### Information shown
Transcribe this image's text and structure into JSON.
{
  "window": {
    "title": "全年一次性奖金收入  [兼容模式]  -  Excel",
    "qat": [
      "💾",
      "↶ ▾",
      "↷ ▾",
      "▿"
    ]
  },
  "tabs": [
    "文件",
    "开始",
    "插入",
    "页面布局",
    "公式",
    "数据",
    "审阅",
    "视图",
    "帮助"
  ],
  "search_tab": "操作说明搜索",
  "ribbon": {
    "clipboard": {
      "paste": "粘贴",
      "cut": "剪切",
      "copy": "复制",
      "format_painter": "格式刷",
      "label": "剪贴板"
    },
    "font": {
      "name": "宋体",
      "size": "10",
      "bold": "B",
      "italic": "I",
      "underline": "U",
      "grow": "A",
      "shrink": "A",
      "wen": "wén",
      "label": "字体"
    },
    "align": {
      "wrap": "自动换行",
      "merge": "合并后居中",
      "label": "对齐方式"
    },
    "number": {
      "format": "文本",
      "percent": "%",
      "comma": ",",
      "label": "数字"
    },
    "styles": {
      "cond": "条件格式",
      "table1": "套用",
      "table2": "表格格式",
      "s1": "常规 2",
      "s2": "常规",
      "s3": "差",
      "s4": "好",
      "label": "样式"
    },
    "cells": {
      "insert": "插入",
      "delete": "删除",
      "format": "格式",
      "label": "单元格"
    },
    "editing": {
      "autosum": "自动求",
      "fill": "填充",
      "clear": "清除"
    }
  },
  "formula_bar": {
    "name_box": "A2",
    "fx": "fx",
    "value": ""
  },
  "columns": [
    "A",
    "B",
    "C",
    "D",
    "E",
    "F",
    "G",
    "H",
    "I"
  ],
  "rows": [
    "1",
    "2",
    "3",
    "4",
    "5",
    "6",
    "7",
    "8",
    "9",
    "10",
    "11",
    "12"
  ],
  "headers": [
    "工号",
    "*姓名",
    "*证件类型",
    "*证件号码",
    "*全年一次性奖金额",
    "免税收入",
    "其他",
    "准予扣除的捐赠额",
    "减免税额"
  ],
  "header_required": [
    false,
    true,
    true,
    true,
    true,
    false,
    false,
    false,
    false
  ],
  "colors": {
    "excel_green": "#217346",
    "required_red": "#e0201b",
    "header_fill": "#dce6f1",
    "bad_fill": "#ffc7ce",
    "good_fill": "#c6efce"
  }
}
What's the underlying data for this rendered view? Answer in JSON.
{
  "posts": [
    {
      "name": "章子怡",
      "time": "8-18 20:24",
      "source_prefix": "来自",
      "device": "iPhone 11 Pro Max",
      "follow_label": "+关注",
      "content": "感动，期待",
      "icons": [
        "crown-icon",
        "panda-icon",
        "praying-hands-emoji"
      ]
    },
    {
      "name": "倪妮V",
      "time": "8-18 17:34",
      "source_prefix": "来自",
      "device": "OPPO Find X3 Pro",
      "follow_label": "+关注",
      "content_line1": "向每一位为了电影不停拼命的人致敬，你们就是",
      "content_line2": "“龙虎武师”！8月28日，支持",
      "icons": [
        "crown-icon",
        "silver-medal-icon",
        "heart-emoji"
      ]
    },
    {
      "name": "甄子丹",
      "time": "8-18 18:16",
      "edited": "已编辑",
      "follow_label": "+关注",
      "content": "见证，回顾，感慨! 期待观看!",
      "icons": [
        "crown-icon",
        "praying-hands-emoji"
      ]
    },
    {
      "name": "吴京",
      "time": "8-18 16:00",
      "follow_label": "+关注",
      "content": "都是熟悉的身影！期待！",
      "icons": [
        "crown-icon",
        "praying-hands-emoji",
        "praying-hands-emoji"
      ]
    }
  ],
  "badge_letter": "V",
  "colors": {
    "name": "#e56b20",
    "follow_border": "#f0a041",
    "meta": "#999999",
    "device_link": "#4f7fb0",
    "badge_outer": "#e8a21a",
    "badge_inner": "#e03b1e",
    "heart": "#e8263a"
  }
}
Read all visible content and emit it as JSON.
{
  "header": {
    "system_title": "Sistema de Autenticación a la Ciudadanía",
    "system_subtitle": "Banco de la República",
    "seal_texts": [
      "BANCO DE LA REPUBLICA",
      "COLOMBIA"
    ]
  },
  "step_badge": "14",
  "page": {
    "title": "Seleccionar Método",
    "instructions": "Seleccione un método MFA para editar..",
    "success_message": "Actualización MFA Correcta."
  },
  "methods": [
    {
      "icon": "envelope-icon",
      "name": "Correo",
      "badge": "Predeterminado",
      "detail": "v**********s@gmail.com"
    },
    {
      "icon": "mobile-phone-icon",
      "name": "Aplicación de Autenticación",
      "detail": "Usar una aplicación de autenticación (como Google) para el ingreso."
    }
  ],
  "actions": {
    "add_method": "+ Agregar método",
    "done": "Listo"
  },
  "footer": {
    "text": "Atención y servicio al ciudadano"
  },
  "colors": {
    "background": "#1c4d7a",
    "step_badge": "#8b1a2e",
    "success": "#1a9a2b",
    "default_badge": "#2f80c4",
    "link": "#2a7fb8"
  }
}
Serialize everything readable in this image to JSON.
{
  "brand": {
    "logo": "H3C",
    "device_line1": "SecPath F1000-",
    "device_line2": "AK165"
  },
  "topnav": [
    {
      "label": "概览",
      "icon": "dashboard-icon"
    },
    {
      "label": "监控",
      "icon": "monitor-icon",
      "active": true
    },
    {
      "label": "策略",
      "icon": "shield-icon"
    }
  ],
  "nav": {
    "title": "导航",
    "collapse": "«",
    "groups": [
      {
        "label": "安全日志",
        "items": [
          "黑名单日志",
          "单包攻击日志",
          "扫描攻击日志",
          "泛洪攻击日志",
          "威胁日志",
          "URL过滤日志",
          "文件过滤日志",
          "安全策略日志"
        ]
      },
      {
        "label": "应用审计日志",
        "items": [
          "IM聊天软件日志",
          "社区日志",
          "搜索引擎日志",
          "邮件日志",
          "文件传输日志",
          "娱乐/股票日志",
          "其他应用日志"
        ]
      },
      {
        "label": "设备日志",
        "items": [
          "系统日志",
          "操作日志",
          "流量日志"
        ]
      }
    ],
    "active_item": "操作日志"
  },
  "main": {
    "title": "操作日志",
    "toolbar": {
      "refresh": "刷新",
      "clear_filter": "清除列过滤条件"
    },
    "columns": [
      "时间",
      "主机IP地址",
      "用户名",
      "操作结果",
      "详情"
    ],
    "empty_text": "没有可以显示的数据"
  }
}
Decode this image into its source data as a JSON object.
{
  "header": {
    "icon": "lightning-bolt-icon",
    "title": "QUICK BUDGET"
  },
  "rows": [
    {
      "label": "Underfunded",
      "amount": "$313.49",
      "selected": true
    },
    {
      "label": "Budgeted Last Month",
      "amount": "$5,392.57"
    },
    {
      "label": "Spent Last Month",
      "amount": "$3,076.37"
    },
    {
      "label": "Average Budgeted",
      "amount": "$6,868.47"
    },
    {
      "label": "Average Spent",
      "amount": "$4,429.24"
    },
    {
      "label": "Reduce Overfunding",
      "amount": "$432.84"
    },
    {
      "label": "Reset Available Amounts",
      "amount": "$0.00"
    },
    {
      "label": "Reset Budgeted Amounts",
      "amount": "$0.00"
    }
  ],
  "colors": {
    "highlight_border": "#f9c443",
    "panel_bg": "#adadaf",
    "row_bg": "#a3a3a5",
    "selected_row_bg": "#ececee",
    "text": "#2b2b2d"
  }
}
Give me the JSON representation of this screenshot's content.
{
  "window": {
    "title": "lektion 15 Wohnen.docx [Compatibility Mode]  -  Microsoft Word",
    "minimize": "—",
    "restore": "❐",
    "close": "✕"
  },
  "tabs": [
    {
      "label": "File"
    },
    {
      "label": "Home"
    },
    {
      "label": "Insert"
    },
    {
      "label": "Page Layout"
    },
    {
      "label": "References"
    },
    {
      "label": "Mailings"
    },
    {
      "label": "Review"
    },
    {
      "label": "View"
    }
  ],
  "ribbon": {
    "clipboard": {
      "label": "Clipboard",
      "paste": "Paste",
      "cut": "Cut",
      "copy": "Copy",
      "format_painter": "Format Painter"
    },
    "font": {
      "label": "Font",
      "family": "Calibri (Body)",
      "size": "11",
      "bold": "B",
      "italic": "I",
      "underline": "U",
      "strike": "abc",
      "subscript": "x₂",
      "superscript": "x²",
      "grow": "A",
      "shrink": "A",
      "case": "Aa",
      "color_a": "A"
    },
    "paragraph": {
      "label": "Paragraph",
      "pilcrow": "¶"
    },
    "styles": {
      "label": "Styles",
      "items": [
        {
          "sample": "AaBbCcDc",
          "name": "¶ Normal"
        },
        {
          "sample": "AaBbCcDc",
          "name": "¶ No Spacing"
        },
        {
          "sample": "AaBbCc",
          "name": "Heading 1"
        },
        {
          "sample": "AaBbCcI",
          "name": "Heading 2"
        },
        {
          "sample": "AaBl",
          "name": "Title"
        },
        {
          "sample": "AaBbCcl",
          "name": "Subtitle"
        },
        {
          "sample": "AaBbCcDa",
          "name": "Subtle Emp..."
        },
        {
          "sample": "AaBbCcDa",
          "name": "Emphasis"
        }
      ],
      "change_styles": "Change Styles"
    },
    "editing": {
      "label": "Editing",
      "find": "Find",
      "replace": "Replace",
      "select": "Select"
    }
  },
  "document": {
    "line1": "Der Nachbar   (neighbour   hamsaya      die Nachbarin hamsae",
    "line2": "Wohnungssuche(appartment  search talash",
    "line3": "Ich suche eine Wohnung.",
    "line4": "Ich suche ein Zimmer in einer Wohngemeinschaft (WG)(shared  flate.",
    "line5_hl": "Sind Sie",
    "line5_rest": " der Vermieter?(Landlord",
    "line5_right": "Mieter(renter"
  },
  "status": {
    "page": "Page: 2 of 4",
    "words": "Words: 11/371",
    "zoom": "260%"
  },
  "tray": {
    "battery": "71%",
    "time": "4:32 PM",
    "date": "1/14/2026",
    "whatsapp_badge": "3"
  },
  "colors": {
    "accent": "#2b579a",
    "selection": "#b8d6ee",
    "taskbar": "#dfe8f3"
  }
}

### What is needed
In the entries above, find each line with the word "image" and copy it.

### Worked solution
Transcribe this image's text and structure into JSON.
Serialize everything readable in this image to JSON.
Decode this image into its source data as a JSON object.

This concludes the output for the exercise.